“Hello,” he said.
“My name’s Rachel,” she said. She smiled tentatively. “What’s your name?”
“Jamie,” he said. He turned back to his fishing.
“What are you doing?” she said.
He looked back over his shoulder. “What does it look like I’m doing? I’m fishing,” he said.
“Are you going to eat the fish if you catch one?” she said.
Rachel was hungry, hungry enough to eat fish. She looked at her hand-me-down boots, darned leggings, and crushed pinafore. “Where will you cook it?” she asked.
“In the woods,” he said.
“Is that where you live?”
“Say,” he said, “you ask too many questions.”
Rachel fell silent for a moment, but her belly made her bold. “I’m hungry,” she said. “Could I have some too please?”
Jamie looked over his shoulder again. “Your face is dirty,” he said.
“I know,” Rachel said. “I don’t like to wash. They were punishing me for not washing.”
“So, are you a runaway?”
Rachel thought about this for a moment. “I guess so.”
“You’re awfully small to be a runaway,” he said.
Rachel stood up straight so that her full height could be appreciated before she answered. “I’m seven,” she said. She paused. “How old are you?”
“Are you a runaway?” she asked.
“Kind of,” he said. “Pa drank. When he died I hid in the woods so the authorities wouldn’t get me.” He turned back to his fishing.
“Couldn’t I please, please have some?” Rachel asked.
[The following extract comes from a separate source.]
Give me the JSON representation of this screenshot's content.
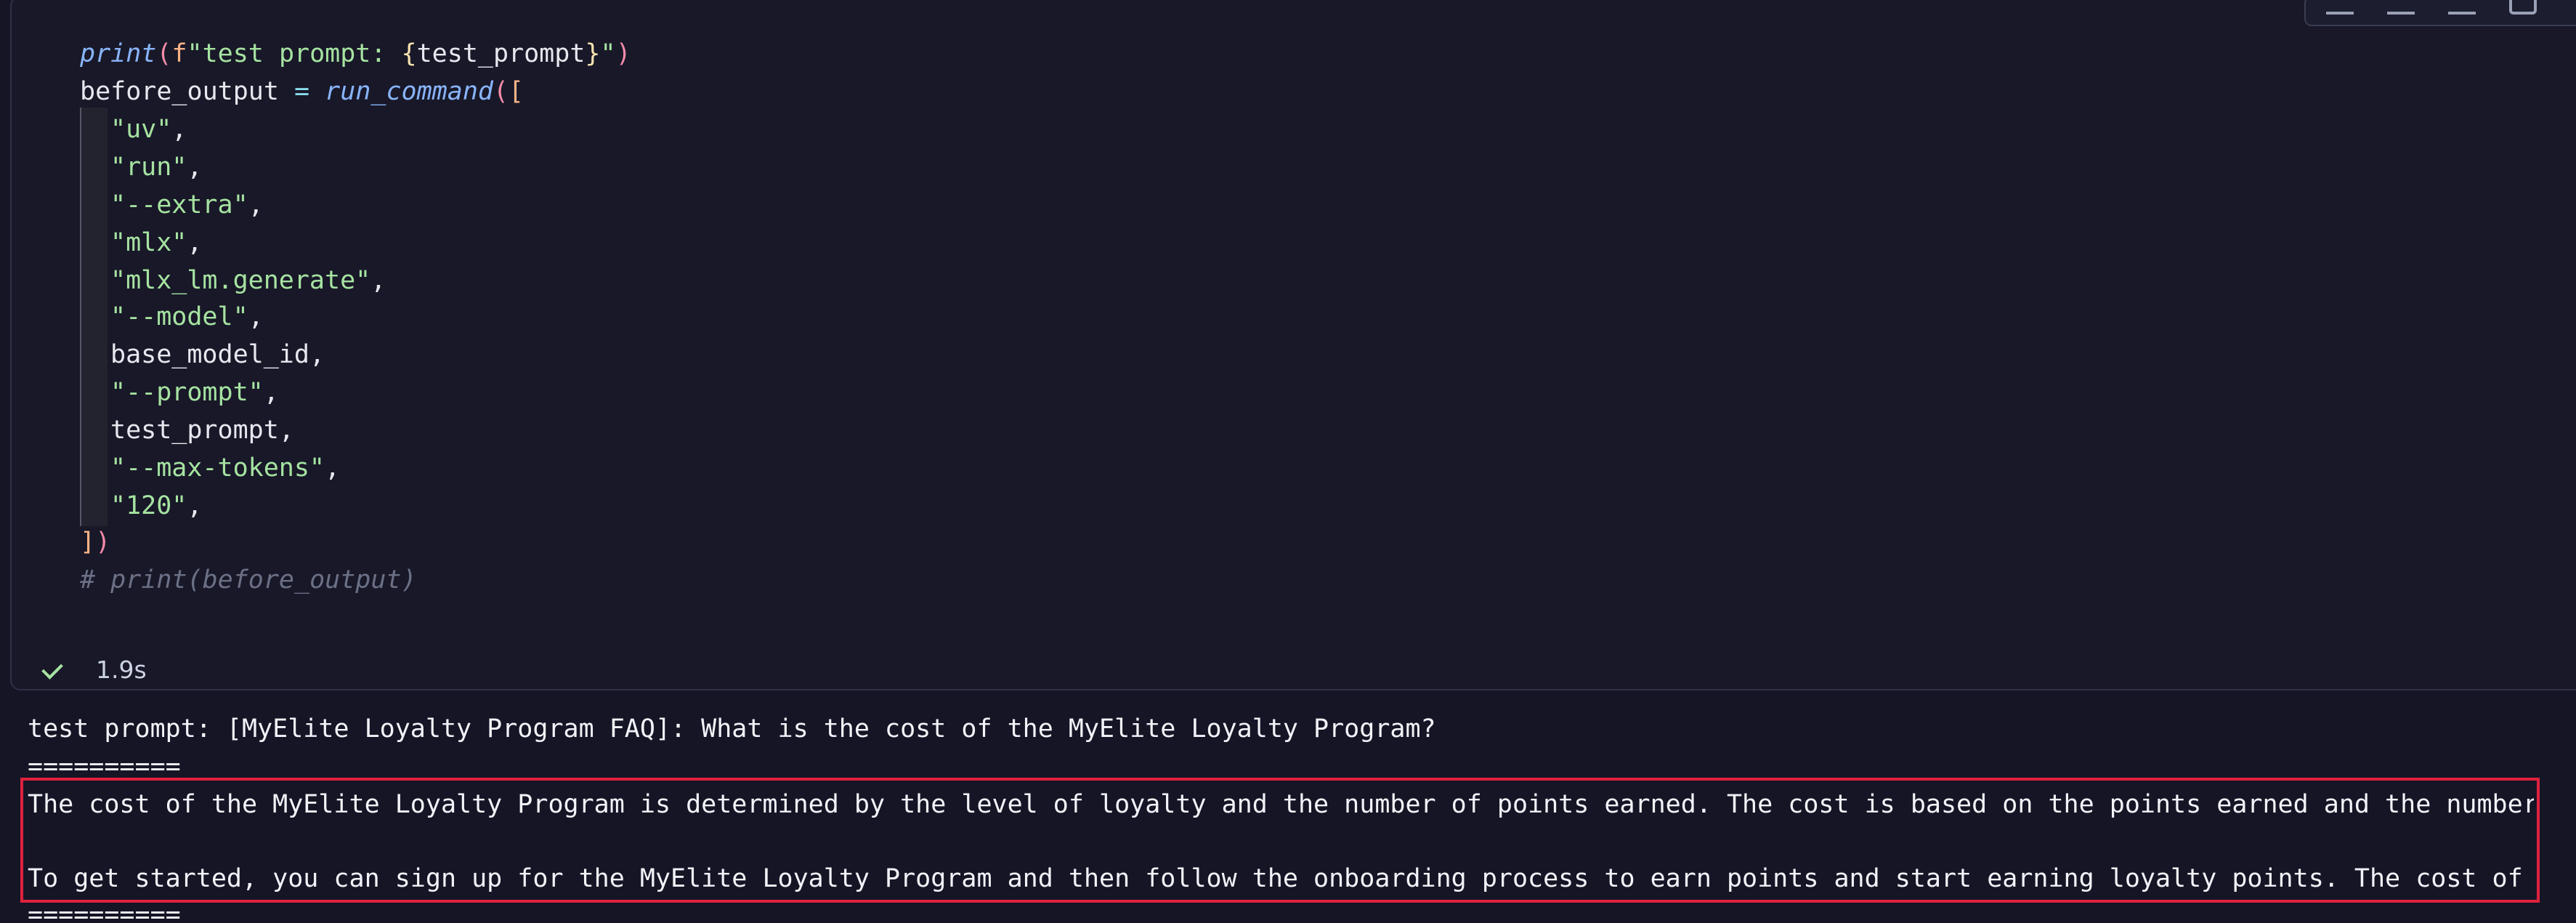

“Oh, all right, but only if I catch two.”
Rachel was satisfied. She sat down on the pier and dangled her legs beneath the railing. She admired Jamie’s red hair and kerchief. How she wanted to be big like him. How she wished for two nice fat fishes.
“Got one!” Jamie stood up and lifted the line out of the water, and a lock of his red hair fell across his forehead. A whopping silvery fish flapped and twisted on the end of the twine. “Okay,” he said. “This one’s big enough for both of us. Come on, let’s go. It’s not far.”
Rachel followed Jamie along the boardwalk until it ended in a grassy embankment adjacent to the woods. A narrow path had been beaten between the slender, leafy white birches. Just a few more steps and they were among the tall trees, and the path was shaded and spattered with sunlight by turns. Farther, farther they walked until the trees thinned out, and Jamie stopped. They stood in a barren copse where the ground was covered by crisp fallen leaves. A make-shift shanty had been erected where the woods picked up again, made with splintery boards and roofed with dead branches that Jamie must have scavenged from the forest floor. A fire pit had been dug in front of the lean-to. A dented milk pail sat beside it.
“Here we are,” Jamie said. “I told you it wasn’t far. “Okay,” Jamie said. “Go get that bucket.” He carefully dislodged his fish hook from the fishes’ mouth and then dropped the fish in the pail. “We’re going down to the creek to clean him and get some water.”
They went to the creek together. It was beautiful among the trees and warm for an evening in early spring. Jamie sat down cross-legged in the grass and dug into the pocket of his trousers. He pulled out a pen knife and set to cleaning the fish. “Come on, sit down.”
Rachel nodded and obliged, sitting cross-legged just like Jamie. She watched with fascination as he prepared the fish. Oh, she was hungry. She marveled as he scaled and gutted the creature. Supper time would be here soon.
What a wonderful meal. Rachel lay back with her head on her arm, toasting her toes in the last shimmer of heat that emanated from the fire pit. She was exhausted by the day’s turmoil.
“Listen, it can get cold out here at night,” Jamie said. “I think you should sleep with me in the lean-to.”
“Thanks, I don’t want to be cold,” Rachel said.
“Here, burrow down into the leaves. That helps,” he said.
Rachel nestled down on the ground inside the lean-to and covered herself up with leaves, just like Jamie. She was silent for a moment. “Do you miss having parents?” she said.
“Yeah, I miss my mom.”
“What’s it like to have parents?” Rachel asked.
Jamie frowned. He didn’t answer right away, and when he did, he spoke softly. “It’s like having your own house to come home to, with a fireplace with a big, warm fire, and a father that teaches you to hunt and fish, and a mother who reads the Bible to you and takes care of you when you’re sick.”
“Oh,” Rachel said, “Oh.” She felt warm and safe. Her eyes closed, and, like an infant, she was asleep in under a minute.